2) Mix flour, ginger, salt, pepper, and pepper flakes if desired, then toss chicken cubes to coat.
3) Fry the chicken cubes until slightly browned in oil (I used coconut).
4) Put the chicken into the crock pot, and if desired fry the onions a bit in the same pan. Deglaze with water or soy sauce, then pour that into the crock-pot. Put the onions and garlic in with the chicken cubes.
5) Combine the wet ingredients in a bowl (I added the last of the flour dredge) and mix well. Pour over chicken and onions mixture.
6) Turn on the crock-pot, then cook on high or low until done (I did high for about 1 hour, since I’d already browned the chicken. The recipe calls for 1.5 hours on high, with raw 2-inch cubes of raw chicken.)
7) Put it on some rice and put it in your mouth… after it’s cooled down a bit.

It was yummy this time! I used a full cup of honey as per the original instructions, but I’m going to cut that a bit next time (have changed recipe above to reflect this). Oh! I don’t know if it made any difference, but some insanity prompted me to add a bit of Worcestershire sauce Just before I turned on the crock. Just about 1 teaspoon. Yum.

As always, please pardon my not-glamorous photos. I have a very yellowish kitchen, and I am too impatient to take good photos. lol



In the cooker after slightly flouring and browning the chicken.





With the non-baked-beany sauce on top, before cooking.
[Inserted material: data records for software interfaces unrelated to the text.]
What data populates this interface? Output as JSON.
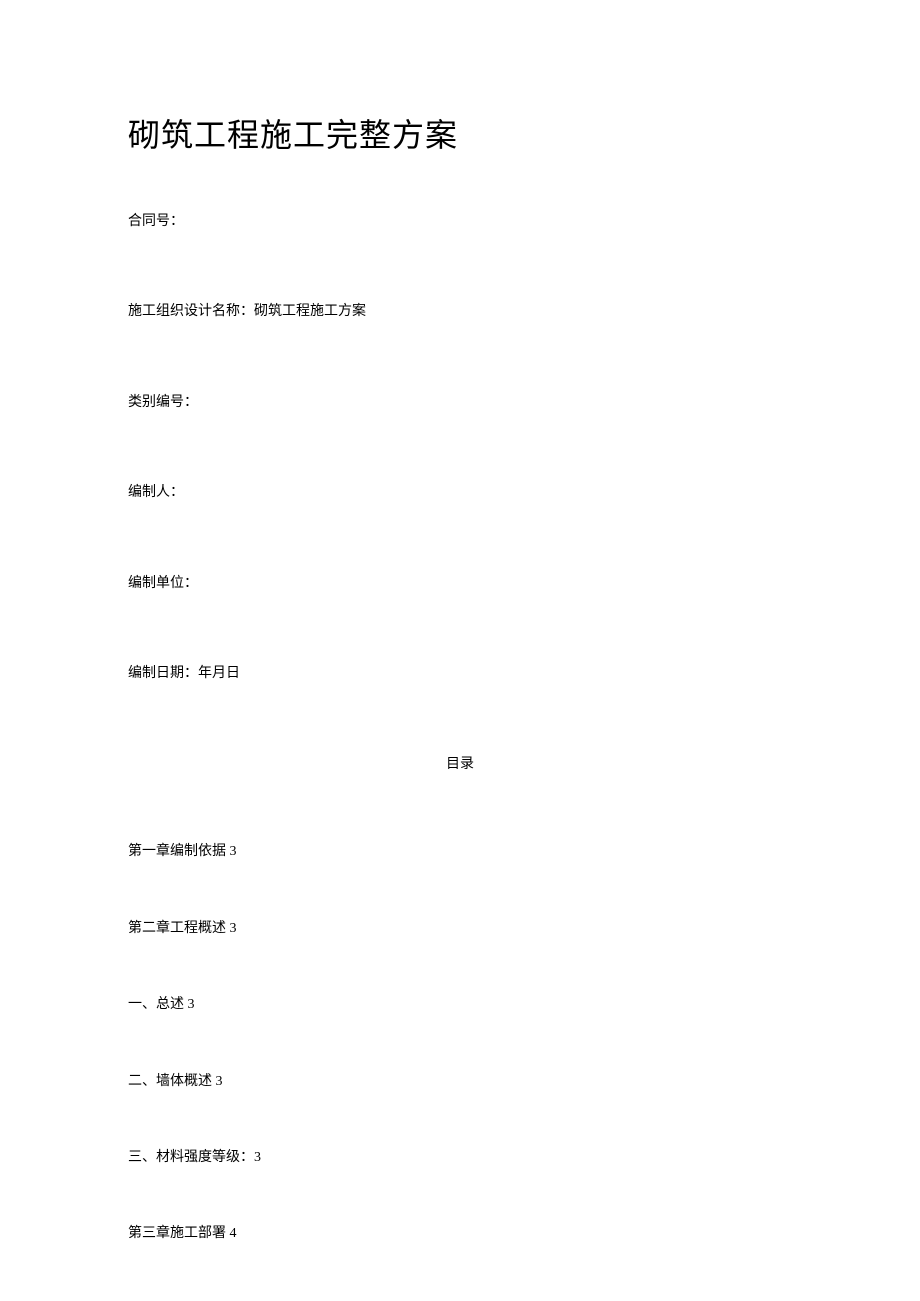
{
  "title": "砌筑工程施工完整方案",
  "fields": {
    "contract_number": "合同号：",
    "design_name": "施工组织设计名称：砌筑工程施工方案",
    "category_number": "类别编号：",
    "author": "编制人：",
    "unit": "编制单位：",
    "date": "编制日期：年月日"
  },
  "toc_heading": "目录",
  "toc": [
    "第一章编制依据 3",
    "第二章工程概述 3",
    "一、总述 3",
    "二、墙体概述 3",
    "三、材料强度等级：3",
    "第三章施工部署 4"
  ]
}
Finished and delicious. Will have to get a photo with rice tomorrow, as I forgot to do that and ate tonight’s right away. Oops. :}